**TASK DIRECTIONS:**
Report back each line of the data that contains the word "container".

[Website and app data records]
* * *
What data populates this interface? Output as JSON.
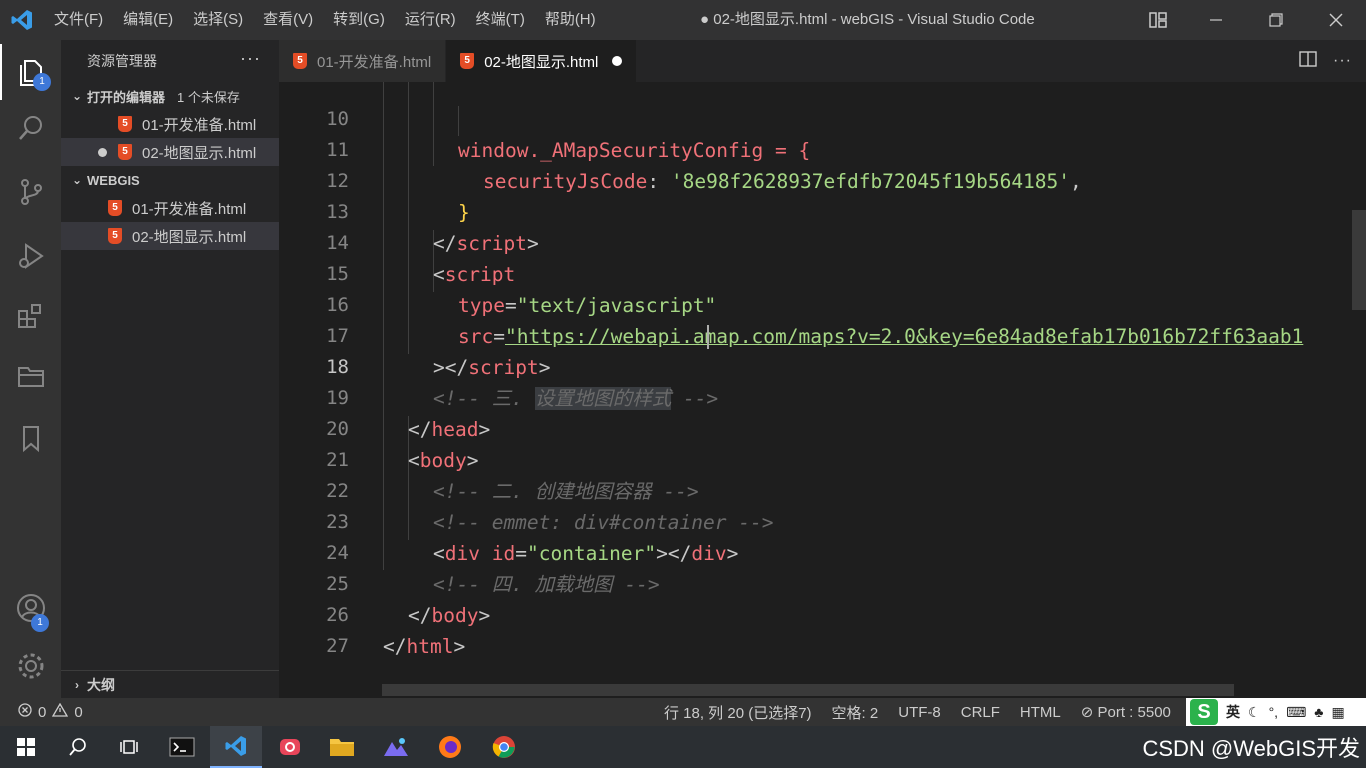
{
  "titlebar": {
    "menu": [
      "文件(F)",
      "编辑(E)",
      "选择(S)",
      "查看(V)",
      "转到(G)",
      "运行(R)",
      "终端(T)",
      "帮助(H)"
    ],
    "title": "● 02-地图显示.html - webGIS - Visual Studio Code"
  },
  "activity": {
    "explorer_badge": "1",
    "accounts_badge": "1"
  },
  "sidebar": {
    "header": "资源管理器",
    "more": "···",
    "open_editors": {
      "title": "打开的编辑器",
      "unsaved": "1 个未保存",
      "files": [
        "01-开发准备.html",
        "02-地图显示.html"
      ]
    },
    "project": {
      "title": "WEBGIS",
      "files": [
        "01-开发准备.html",
        "02-地图显示.html"
      ]
    },
    "outline": "大纲"
  },
  "tabs": [
    {
      "label": "01-开发准备.html"
    },
    {
      "label": "02-地图显示.html"
    }
  ],
  "editor": {
    "line_numbers": [
      "10",
      "11",
      "12",
      "13",
      "14",
      "15",
      "16",
      "17",
      "18",
      "19",
      "20",
      "21",
      "22",
      "23",
      "24",
      "25",
      "26",
      "27"
    ],
    "active_line": "18",
    "lines": {
      "l10": "window._AMapSecurityConfig = {",
      "l11_key": "securityJsCode",
      "l11_val": "'8e98f2628937efdfb72045f19b564185'",
      "l12": "}",
      "l13": "script",
      "l14": "script",
      "l15_attr": "type",
      "l15_val": "\"text/javascript\"",
      "l16_attr": "src",
      "l16_val": "\"https://webapi.amap.com/maps?v=2.0&key=6e84ad8efab17b016b72ff63aab1",
      "l17": "script",
      "l18_a": "<!-- 三. ",
      "l18_sel": "设置地图的样式",
      "l18_b": " -->",
      "l19": "head",
      "l20": "body",
      "l21": "<!-- 二. 创建地图容器 -->",
      "l22": "<!-- emmet: div#container -->",
      "l23_tag": "div",
      "l23_attr": "id",
      "l23_val": "\"container\"",
      "l24": "<!-- 四. 加载地图 -->",
      "l25": "body",
      "l26": "html"
    }
  },
  "statusbar": {
    "errors": "0",
    "warnings": "0",
    "position": "行 18, 列 20 (已选择7)",
    "spaces": "空格: 2",
    "encoding": "UTF-8",
    "eol": "CRLF",
    "language": "HTML",
    "port": "Port : 5500",
    "ime_lang": "英"
  },
  "taskbar": {
    "watermark": "CSDN @WebGIS开发"
  },
  "colors": {
    "accent": "#007acc",
    "html_icon": "#e44d26",
    "string": "#a6d785",
    "tag": "#f07178"
  }
}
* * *
**WRITTEN ANSWER:**
      "l22": "<!-- emmet: div#container -->",
      "l23_val": "\"container\"",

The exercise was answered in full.